Its upload speeds are even worse. Globally, the U.S. ranks 42nd with an average upload speed of 6.31 Mbps, behind Lesotho, Belarus, Slovenia, and other countries you only hear mentioned onJeopardy.
So how did America fall behind? How did the country that literally invented the internet — and the home to world-leading tech companies such as Apple, Microsoft, Netflix, Facebook, Google, and Cisco — fall behind so many others in download speeds?
Susan Crawford argues that “huge telecommunication companies” such as Comcast, Time Warner, Verizon, and AT&T have “divided up markets and put themselves in a position where they’re subject to no competition.”
How? The 1996 Telecommunications Act — which was meant to foster competition — allowed cable companies and telecoms companies to simply divide markets and merge their way to monopoly, allowing them to charge customers higher and higher prices without the kind of investment in internet infrastructure, especially in next-generation fiber optic connections, that is ongoing in other countries. Fiber optic connections offer a particularly compelling example. While expensive to build, they offer faster and smoother connections than traditional copper wire connections. But Verizon stopped building out fiber optic infrastructure in 2010 — citing high costs — just as other countries were getting to work.
We deregulated high-speed internet access 10 years ago and since then we’ve seen enormous consolidation and monopolies… Left to their own devices, companies that supply internet access will charge high prices, because they face neither competition nor oversight. [BBC]
If a market becomes a monopoly, there’s often nothing whatever to force monopolists to invest in infrastructure or improve their service.

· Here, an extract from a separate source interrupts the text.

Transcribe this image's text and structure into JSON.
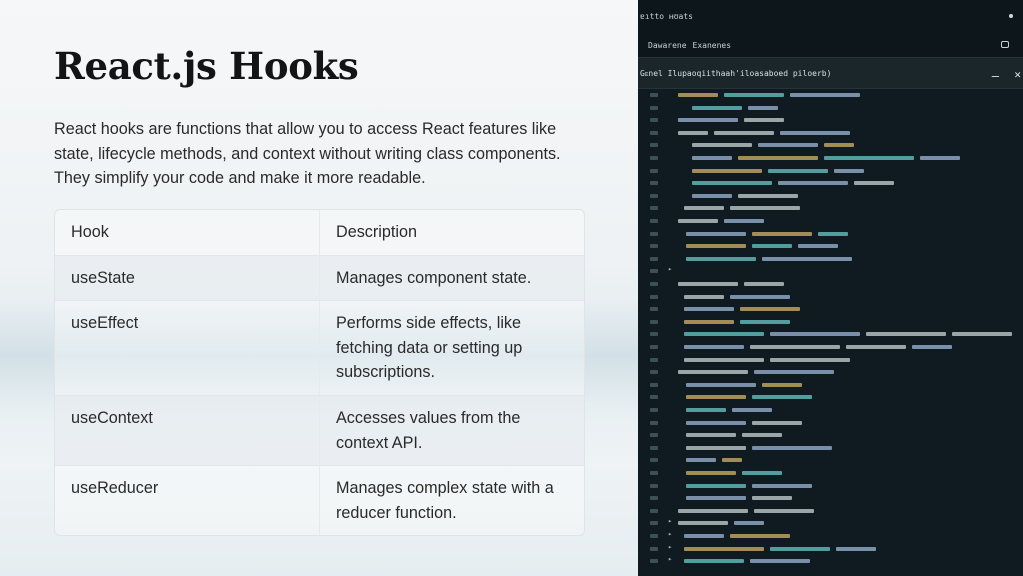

Of course, in the few places where a new competitor like Google Fiber has appeared, telecoms companies have been spooked and forced to cut prices and improve service in response to the new competition. But that isn’t happening everywhere. It’s very expensive for a new competitor to come into a market, like telecommunications, that has very high barriers to entry. Laying copper wire or fiber optic cable is expensive, and if the incumbent companies won’t grant new competitors access to their infrastructure, then the free market forces of competition don’t work and infrastructure stagnates, even as consumer anger and desire for competition rises due to poor service.
Other countries have done more to ensure that the market is open to competition. A 2006 study comparing the American and South Korean broadband markets concluded:

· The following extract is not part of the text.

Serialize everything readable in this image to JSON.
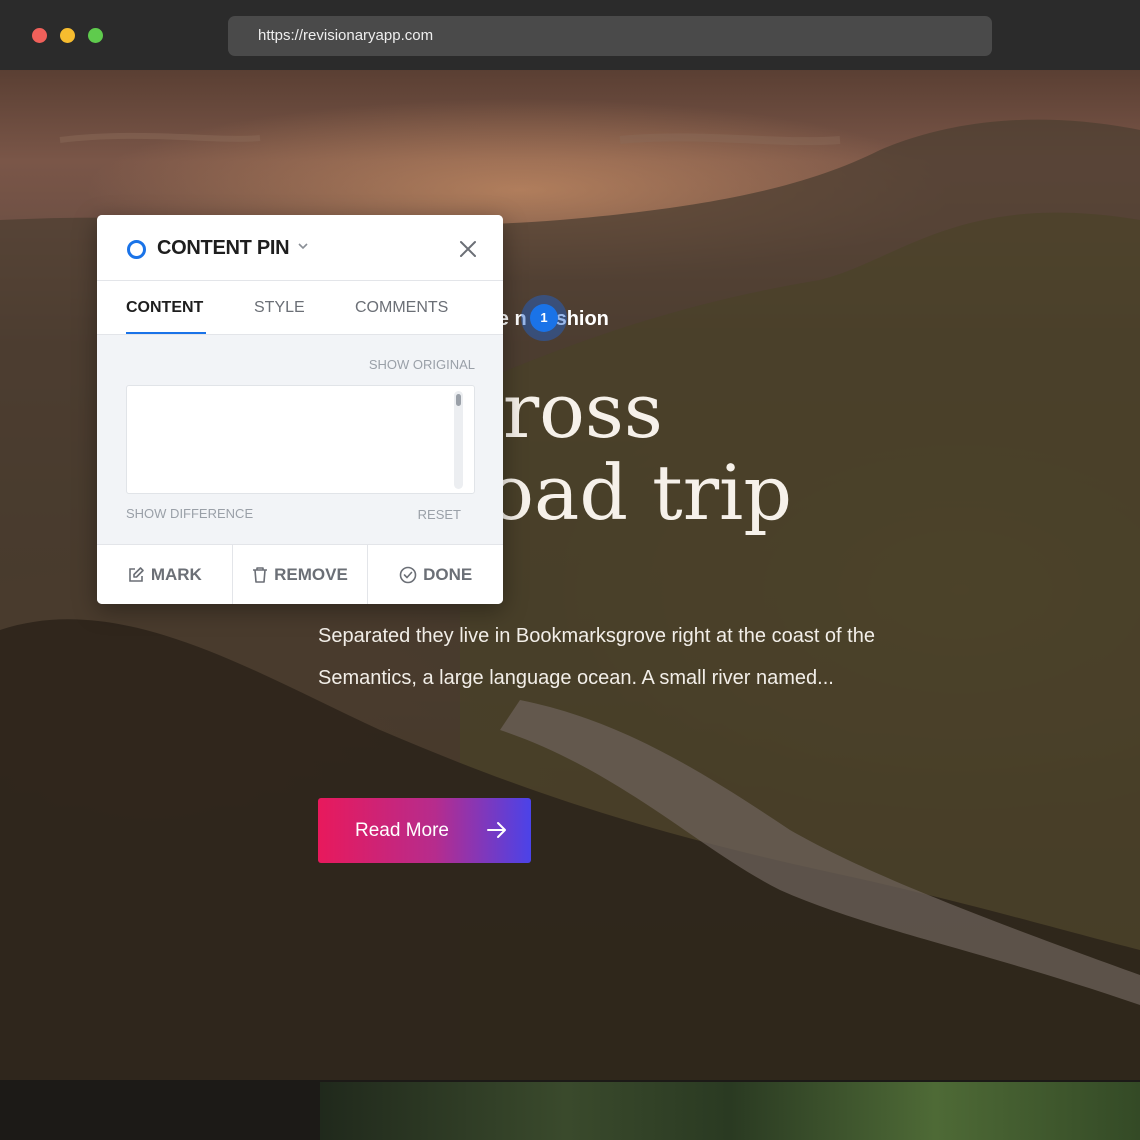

[T]he South Korean market was able to grow rapidly due to fierce competition in the market, mostly facilitated by the Korean government’s open access rule and policy choices more favorable to new entrants rather than to the incumbents. Furthermore, near monopoly control of the residential communications infrastructure by cable operators and telephone companies manifests itself as relatively high pricing and lower quality in the U.S. [Professor Richard Taylor and Eun-A Park viaAcademic.edu]

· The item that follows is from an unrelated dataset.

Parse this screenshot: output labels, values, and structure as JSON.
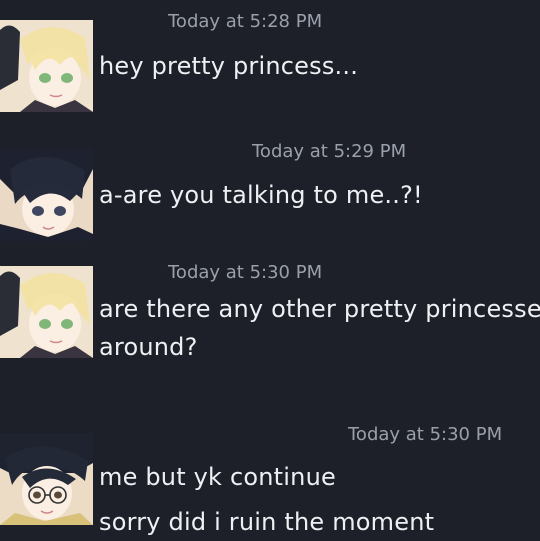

And the gap between the U.S. and Korea has only grown wider since then.
The idea of a regulated market being more conducive to competition may be alien to free market ideologues, but telecoms and internet is a real world example of deregulation leading to monopolization instead of competition in lots of markets.
The Obama administration is trying to undercut the whole mess by building new publicly-fundedwireless networks to offer fast 4G internet across the U.S. Whether this public investment will really prove effective at bringing internet competition to monopolized markets — and nudging the highly profitable private companies like Time Warner and Comcast into improving their services — remains to be seen.
So, many — including Crawford and others — are now calling for stronger regulation of the existing market. At The New Yorker, John Cassidy argued last month:
What we need is a new competition policy that puts the interests of consumers first, seeks to replicate what other countries have done, and treats with extreme skepticism the arguments of monopoly incumbents such as Comcast and Time Warner Cable. [The New Yorker]
But he’s skeptical we’ll get it, noting that: “The new head of the Federal Communications Commission, Tom Wheeler, is a former lobbyist for two sets of vested interests: the cell-phone operators and, you guessed it, the cable companies.”